Leaf Raking Tips for Older Gardeners

It’s that time of year again, the race to clean up the fallen leaves before the snow flies is on!   Older adults may dread this chore a little more each year and while some can afford to hire a service or will enlist the kids and grand kids to help, getting outdoors and enjoying the sights and smells of the season can still be tempting.

Luckily there are a few inexpensive tools on the market that can ease the strain on older backs for those who must bag their own leaves.  Leaf funnels and collector bags are inexpensive tools worth their weigh in gold; look for systems that direct leaves or clippings into paper bags while on their side to avoid bending and lifting.  If curbside vacuum pickup is an option, leaf haulers are a good choice.  Essentially tarps with 3 sides, these collapsible tarps can be staked into the ground and then dragged by handles to the curb, avoiding heavy lifting.

Choose a rake that feels comfortable and does not cause poor posture that can lead to back pain.
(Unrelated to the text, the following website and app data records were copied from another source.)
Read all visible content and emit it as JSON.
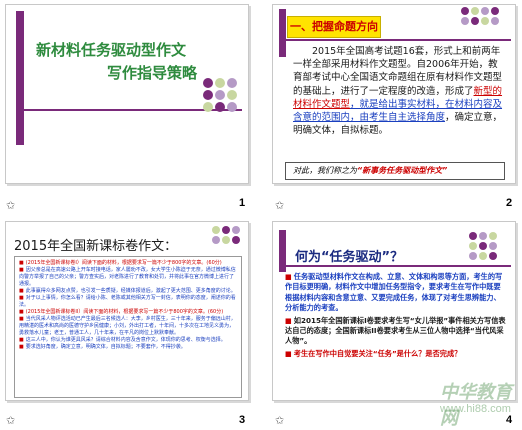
{
  "slides": [
    {
      "number": "1",
      "title_line1": "新材料任务驱动型作文",
      "title_line2": "写作指导策略",
      "colors": {
        "title": "#2e8b3e",
        "accent": "#7a2a7a"
      }
    },
    {
      "number": "2",
      "heading": "一、把握命题方向",
      "body_before": "2015年全国高考试题16套，形式上和前两年一样全部采用材料作文题型。自2006年开始，教育部考试中心全国语文命题组在原有材料作文题型的基础上，进行了一定程度的改造，形成了",
      "highlight1": "新型的材料作文题型",
      "body_mid": "，就是给出事实材料，在材料内容及含意的范围内，由考生自主选择角度",
      "body_after": "，确定立意，明确文体，自拟标题。",
      "footer_prefix": "对此，我们称之为",
      "footer_quote": "“新事务任务驱动型作文”"
    },
    {
      "number": "3",
      "title": "2015年全国新课标卷作文：",
      "items": [
        "(2015年全国新课标卷I）阅读下面的材料，根据要求写一篇不少于800字的文章。(60分)",
        "因父亲总是在高速公路上开车时接电话，家人屡劝不改，女大学生小陈迫于无奈，通过微博私信向警方举报了自己的父亲；警方查实后，对老陈进行了教育和处罚，并将此事在官方微博上进行了通报。",
        "此事赢得众多网友点赞，也引发一些质疑，经媒体报道后，激起了更大范围、更多角度的讨论。",
        "对于以上事情，你怎么看？请给小陈、老陈或其他相关方写一封信，表明你的态度，阐述你的看法。",
        "(2015年全国新课标卷II）阅读下面的材料，根据要求写一篇不少于800字的文章。(60分)",
        "当代风采人物评选活动已产生最后三名候选人：大李，乡村医生，三十年来，服务于偏远山村，用精湛的医术和高尚的医德守护乡民健康；小刘，外出打工者，十年间，十多次在工地见义勇为，勇救落水儿童；老王，普通工人，几十年来，在平凡的岗位上默默奉献。",
        "这三人中，你认为谁更具风采？请综合材料内容及含意作文，体现你的思考、权衡与选择。",
        "要求选好角度，确定立意，明确文体，自拟标题；不要套作，不得抄袭。"
      ]
    },
    {
      "number": "4",
      "title": "何为“任务驱动”？",
      "p1": "任务驱动型材料作文在构成、立意、文体和构思等方面，考生的写作目标更明确，材料作文中增加任务型指令，要求考生在写作中既要根据材料内容和含意立意、又要完成任务，体现了对考生思辨能力、分析能力的考查。",
      "p2": "如2015年全国新课标I卷要求考生写“女儿举报”事件相关方写信表达自己的态度；全国新课标II卷要求考生从三位人物中选择“当代风采人物”。",
      "p3": "考生在写作中自觉要关注“任务”是什么？是否完成？"
    }
  ],
  "watermark": {
    "line1": "中华教育网",
    "line2": "www.hi88.com"
  }
}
There are a number of ergonomic models with curved handles as well as long handled pick up tools which can grab piles of leaves without any bending.  And old school lawn sweepers are still on the market for those who want to avoid raking all together but don’t want to deal with awkward or heavy leaf blowers.  The only drawback to sweepers is that they need to be emptied often and may not be ideal for large lawns.

As the leaves begin to fall, try using the lawnmower to mulch leaves as long as possible.  This will only be effective with a gradual accumulation or small leaves  from trees such as locust or crab apple.  Once the majority of the leaves fall, usually after a good rain or wind, the blanket of leaves will be too thick to mulch.

As with any new activity, pace yourself and work for short periods of time with plenty of breaks to stretch, rest and hydrate.  Check the weather and plan your leaf cleanup when the lawn is dry and the winds are calm.